ELECTRIC VEHICLES: South Carolina’s Republican Gov. Henry McMaster argues there’s a strong market for electric vehicles after former President Trump criticized “the idea of all-electric” vehicles at a Republican gathering in the state over the weekend. (The State)

• South Carolina residents, environmental groups and state agencies raise concerns about SCOUT Motors’ construction of an electric vehicle factory. (WLTX)
• Kentucky Gov. Andy Beshear tours the construction site for a pair of factories that will make electric vehicle batteries for Ford and Lincoln vehicles. (WKYU)

Louisiana kicks off construction of a massive $2.9 billion project to divert a portion of the Mississippi River to rebuild up to 21 square miles of land and wetlands. (NOLA.com, Associated Press)
• Members of a Virginia city council disagree on the timeline for folding a climate action plan into the city’s master plan. (Roanoke Rambler)

• A study finds the Tennessee Valley Authority’s plans to build new natural gas-fired power plants will undercut its pre-2015 carbon reductions and prevent it from attaining its goal of going carbon-free by 2050. (Chattanooga Times Free Press)
• Virginia environmentalists organize against Dominion Energy’s plan to build a new natural gas-fired plant. (WRIC)
• An Oklahoma river dam authority will replace its last coal-fired power unit with a 420 MW natural gas-fired combustion turbine. (The Frontier)

• A hazardous waste treatment plant in Arkansas is building a 5 MW solar farm to assist its net zero goal. (Arkadelphian)
• Advocates launch a “Solarize” program in Oklahoma to help residents purchase solar installations at a reduced price. (KWTV)

WIND: Federal officials decide to exclude North Carolina from consideration for a new round of areas for offshore wind because of the U.S. Navy’s concerns about a 700-square-mile area where pilots train on aircraft carriers. (WRAL)

• A lingering heat wave pushes Texas to set a record for power demand for the second time this week and ninth time this summer. (Reuters)
• The new general manager of Austin, Texas’ municipal utility says he has “80 things” on his to-do list after a February storm left nearly a third of its customers without power. (KXAN)

PIPELINES: A federal court finds the Mountain Valley Pipeline is entitled to easements on Virginia land. (Bloomberg)

HYDROGEN: West Virginia officials cancel a meeting where they were set to consider a forgivable $62.5 million loan for a planned hydrogen facility with a biomass power plant and carbon capture. (Charleston Gazette-Mail)

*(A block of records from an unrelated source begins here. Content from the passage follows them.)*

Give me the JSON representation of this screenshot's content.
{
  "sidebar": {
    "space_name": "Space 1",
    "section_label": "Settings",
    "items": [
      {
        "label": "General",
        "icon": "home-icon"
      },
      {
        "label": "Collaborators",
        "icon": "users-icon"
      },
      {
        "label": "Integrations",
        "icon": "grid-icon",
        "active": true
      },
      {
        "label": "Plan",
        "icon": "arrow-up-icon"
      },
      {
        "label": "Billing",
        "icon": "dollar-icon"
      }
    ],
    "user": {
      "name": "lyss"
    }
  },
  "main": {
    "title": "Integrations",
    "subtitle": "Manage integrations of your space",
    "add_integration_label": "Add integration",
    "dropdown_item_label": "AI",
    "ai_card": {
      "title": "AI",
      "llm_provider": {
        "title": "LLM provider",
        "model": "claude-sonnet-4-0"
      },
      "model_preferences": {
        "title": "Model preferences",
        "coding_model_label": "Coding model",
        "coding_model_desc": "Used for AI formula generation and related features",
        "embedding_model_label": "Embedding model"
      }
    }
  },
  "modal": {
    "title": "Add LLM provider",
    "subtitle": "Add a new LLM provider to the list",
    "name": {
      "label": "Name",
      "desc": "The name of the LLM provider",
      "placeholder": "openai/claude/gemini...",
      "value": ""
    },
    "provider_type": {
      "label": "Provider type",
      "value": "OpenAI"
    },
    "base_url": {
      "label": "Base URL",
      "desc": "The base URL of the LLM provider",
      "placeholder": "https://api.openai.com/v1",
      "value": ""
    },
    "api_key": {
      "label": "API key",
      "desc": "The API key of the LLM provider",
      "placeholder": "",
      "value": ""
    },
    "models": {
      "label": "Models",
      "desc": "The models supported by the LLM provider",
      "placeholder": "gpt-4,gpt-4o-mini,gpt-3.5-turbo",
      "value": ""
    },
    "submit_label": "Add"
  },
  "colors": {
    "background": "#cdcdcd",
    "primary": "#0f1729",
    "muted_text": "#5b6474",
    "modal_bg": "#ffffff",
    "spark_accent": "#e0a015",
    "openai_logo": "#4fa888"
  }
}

TRANSITION: Virginia’s energy department seeks public input on how to spend $22.7 million in federal funds it will annually receive for projects on abandoned mine land. (Cardinal News)

EMISSIONS: Texas’ grid operator, PJM Interconnection and other grid operators and state agencies push back while environmentalists endorse the U.S. EPA’s proposed power plant emissions rules. (Tampa Free Press, Georgia Recorder)

POLITICS: A partisan standoff over the Virginia budget is holding up funding for a commission to discuss complex utility regulation proposals. (Virginia Mercury)

• An editorial board dismisses recent delays at some of Louisiana’s proposed liquefied natural gas export facilities and argues that international demand for gas isn’t going away. (NOLA.com)
• Texas should follow Louisiana’s example and develop carbon capture technology to secure its energy industry, writes the Gulf Coast director of a consumer advocacy group. (Beaumont Enterprise)

More from the Energy News Network: Midwest | Southeast | Northeast | West

Mason has worked as a journalist since 2001, covering Appalachian communities and the issues that affect them. He compiles the Southeast Energy News digest. Mason previously worked as a wildlife biologist before moving into journalism by freelancing at Coast Weekly in Monterey, California, before taking an internship in 2001 at High Country News. He wrote for the Enterprise Mountaineer in western North Carolina and the Roanoke Times in western Virginia before going freelance in 2012. His work has appeared in Southerly, Daily Yonder, Mother Jones, Huffington Post, WVPB’s Inside Appalachia and elsewhere. Mason was born and raised in Clifton Forge, Virginia, and now lives with his family and a small herd of goats in Floyd County, Virginia.